Have you ever wondered what the people of these days sang about?
What kind of songs have you been singing through your life? All different kinds, yes? Silly songs like “The Hokey Pokey,” or perhaps a round like “Row, Row, Row Your Boat.” You also know old patriotic songs like “Yankee Doodle” or “Twinkle, Twinkle Little Star” as a lullaby? Up to about this time the only songs which were documented were the plainchant, as heard on most Sundays during public worship.
Plainchant was heard in cathedrals like Notre Dame in Paris.
Here is but one of the rose windows:
According to the following helpful discussion of Medieval music on the Stanford University webpage:
Basically, all early music can be divided into two general categories: sacred and secular. Christianity was a dominant part of medieval culture, so an entire musical style developed just to support it. Sacred music was therefore set to the text of the Bible or at least inspired by it. This meant it was necessary for composers of sacred music to have some sort of education, a rare commodity in those days. For those who did not have the musical training and Biblical literacy needing for composing sacred music, there was the less-sophisticated (but equally important) realm of secular music.
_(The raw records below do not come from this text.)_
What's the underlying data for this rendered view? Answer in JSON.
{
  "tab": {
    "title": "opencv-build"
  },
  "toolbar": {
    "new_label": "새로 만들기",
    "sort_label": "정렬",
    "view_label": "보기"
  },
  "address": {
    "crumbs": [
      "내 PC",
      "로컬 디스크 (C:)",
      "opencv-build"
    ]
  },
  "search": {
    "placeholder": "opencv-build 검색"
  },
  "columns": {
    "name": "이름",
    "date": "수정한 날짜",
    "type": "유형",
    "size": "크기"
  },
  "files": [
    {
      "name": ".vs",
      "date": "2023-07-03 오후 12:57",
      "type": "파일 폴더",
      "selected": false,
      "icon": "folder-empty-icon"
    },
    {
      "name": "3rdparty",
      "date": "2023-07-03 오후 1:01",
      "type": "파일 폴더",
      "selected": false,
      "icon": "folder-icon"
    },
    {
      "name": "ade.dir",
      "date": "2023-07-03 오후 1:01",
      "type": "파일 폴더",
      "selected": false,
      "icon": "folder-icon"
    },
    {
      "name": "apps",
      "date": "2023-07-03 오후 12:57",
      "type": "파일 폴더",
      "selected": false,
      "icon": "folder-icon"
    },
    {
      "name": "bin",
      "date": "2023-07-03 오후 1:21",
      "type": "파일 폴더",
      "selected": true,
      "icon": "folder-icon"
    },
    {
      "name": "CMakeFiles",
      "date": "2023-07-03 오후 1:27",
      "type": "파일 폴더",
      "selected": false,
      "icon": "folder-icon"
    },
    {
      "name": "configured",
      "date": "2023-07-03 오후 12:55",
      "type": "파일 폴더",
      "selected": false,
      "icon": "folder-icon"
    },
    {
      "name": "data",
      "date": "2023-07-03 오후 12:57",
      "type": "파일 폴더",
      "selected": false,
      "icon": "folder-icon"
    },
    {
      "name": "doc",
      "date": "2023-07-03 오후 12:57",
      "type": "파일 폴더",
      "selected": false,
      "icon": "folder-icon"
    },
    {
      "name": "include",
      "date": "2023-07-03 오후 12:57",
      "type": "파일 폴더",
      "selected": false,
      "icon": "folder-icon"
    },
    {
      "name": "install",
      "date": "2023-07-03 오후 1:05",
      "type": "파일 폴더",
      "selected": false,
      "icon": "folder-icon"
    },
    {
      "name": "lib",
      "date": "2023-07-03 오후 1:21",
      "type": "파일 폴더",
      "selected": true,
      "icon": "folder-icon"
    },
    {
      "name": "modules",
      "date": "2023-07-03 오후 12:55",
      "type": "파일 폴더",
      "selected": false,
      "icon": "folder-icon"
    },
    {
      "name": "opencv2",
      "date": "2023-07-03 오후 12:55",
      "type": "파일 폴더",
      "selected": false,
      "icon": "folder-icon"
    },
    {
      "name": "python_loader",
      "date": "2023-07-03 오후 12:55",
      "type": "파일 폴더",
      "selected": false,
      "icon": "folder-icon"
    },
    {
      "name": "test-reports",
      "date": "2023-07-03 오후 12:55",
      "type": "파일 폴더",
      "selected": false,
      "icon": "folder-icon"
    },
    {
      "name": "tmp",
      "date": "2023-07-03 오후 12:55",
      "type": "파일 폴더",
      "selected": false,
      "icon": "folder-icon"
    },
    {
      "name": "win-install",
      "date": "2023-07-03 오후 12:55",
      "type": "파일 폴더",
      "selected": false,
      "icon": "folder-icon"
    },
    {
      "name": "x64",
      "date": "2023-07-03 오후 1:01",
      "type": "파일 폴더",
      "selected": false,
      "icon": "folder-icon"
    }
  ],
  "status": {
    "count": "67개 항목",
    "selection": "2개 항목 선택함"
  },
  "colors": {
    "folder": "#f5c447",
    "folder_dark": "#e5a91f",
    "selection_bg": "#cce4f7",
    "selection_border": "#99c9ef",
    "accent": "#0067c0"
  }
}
The goals of sacred and secular early medieval composers were originally different. The sacred composers sought to set the Bible to music and to bring a more “heavenly” aspect to church than could be obtained by simply reading the Bible. Sacred music was originally composed to pay homage to God. Secular music, on the other hand, was composed solely for its entertainment value, whether for dance or to express love. At least in the early medieval times, sacred composers were formally trained in music and secular composers were usually not, as mentioned above. So not only did the two forms of music serve different purposes, the also represented a musical separation in society between the formally trained and the untrained, or even better, the rich and the poor.
Here is some of the so-called secular music which was carried about southern France and into northern Italy by the troubadours. The troubadours were traveling poets and musicians who entertained the pilgrims and soldiers of the Crusades.
LiliumLyra is an Italian ensemble performing medieval music from the 12th and 13th centuries. The main focus of the project is to propose a lively performance of the music of the troubadours. To enjoy this music all the more, pull out your own percussion instruments or create your own using ideas from a previous blog, Creating Your Own Instruments.
If you would like to read the original article on Medieval music, visit the Stanford University page here http://www.stanford.edu/~jrdx/medieval.html